### Work task
Please reproduce each of the following entries exactly.

-------

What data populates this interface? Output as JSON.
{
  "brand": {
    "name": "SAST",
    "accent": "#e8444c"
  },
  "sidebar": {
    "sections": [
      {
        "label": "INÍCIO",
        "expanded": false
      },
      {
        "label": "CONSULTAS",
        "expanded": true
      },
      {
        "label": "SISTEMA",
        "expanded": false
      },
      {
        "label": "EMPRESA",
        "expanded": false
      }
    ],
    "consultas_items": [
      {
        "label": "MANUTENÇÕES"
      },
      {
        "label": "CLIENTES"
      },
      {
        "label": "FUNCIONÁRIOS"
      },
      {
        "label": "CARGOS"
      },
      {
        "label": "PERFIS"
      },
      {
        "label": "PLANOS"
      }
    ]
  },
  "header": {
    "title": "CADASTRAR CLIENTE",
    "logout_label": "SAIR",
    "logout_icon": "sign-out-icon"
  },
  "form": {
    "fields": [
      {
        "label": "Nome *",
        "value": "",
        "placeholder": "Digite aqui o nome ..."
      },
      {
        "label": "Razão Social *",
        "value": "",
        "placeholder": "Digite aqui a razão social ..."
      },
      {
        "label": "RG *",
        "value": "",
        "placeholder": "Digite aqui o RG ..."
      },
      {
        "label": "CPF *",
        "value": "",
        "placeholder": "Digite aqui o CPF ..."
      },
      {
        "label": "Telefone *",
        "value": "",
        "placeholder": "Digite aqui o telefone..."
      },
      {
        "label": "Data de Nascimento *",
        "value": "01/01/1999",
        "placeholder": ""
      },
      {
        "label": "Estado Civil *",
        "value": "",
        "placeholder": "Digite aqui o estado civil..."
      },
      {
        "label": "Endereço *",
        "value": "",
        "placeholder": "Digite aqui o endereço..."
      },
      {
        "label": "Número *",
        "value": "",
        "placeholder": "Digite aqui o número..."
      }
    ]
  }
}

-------

### Response to the exercise
What data populates this interface? Output as JSON.
{
  "brand": {
    "name": "SAST",
    "accent": "#e8444c"
  },
  "sidebar": {
    "sections": [
      {
        "label": "INÍCIO",
        "expanded": false
      },
      {
        "label": "CONSULTAS",
        "expanded": true
      },
      {
        "label": "SISTEMA",
        "expanded": false
      },
      {
        "label": "EMPRESA",
        "expanded": false
      }
    ],
    "consultas_items": [
      {
        "label": "MANUTENÇÕES"
      },
      {
        "label": "CLIENTES"
      },
      {
        "label": "FUNCIONÁRIOS"
      },
      {
        "label": "CARGOS"
      },
      {
        "label": "PERFIS"
      },
      {
        "label": "PLANOS"
      }
    ]
  },
  "header": {
    "title": "CADASTRAR CLIENTE",
    "logout_label": "SAIR",
    "logout_icon": "sign-out-icon"
  },
  "form": {
    "fields": [
      {
        "label": "Nome *",
        "value": "",
        "placeholder": "Digite aqui o nome ..."
      },
      {
        "label": "Razão Social *",
        "value": "",
        "placeholder": "Digite aqui a razão social ..."
      },
      {
        "label": "RG *",
        "value": "",
        "placeholder": "Digite aqui o RG ..."
      },
      {
        "label": "CPF *",
        "value": "",
        "placeholder": "Digite aqui o CPF ..."
      },
      {
        "label": "Telefone *",
        "value": "",
        "placeholder": "Digite aqui o telefone..."
      },
      {
        "label": "Data de Nascimento *",
        "value": "01/01/1999",
        "placeholder": ""
      },
      {
        "label": "Estado Civil *",
        "value": "",
        "placeholder": "Digite aqui o estado civil..."
      },
      {
        "label": "Endereço *",
        "value": "",
        "placeholder": "Digite aqui o endereço..."
      },
      {
        "label": "Número *",
        "value": "",
        "placeholder": "Digite aqui o número..."
      }
    ]
  }
}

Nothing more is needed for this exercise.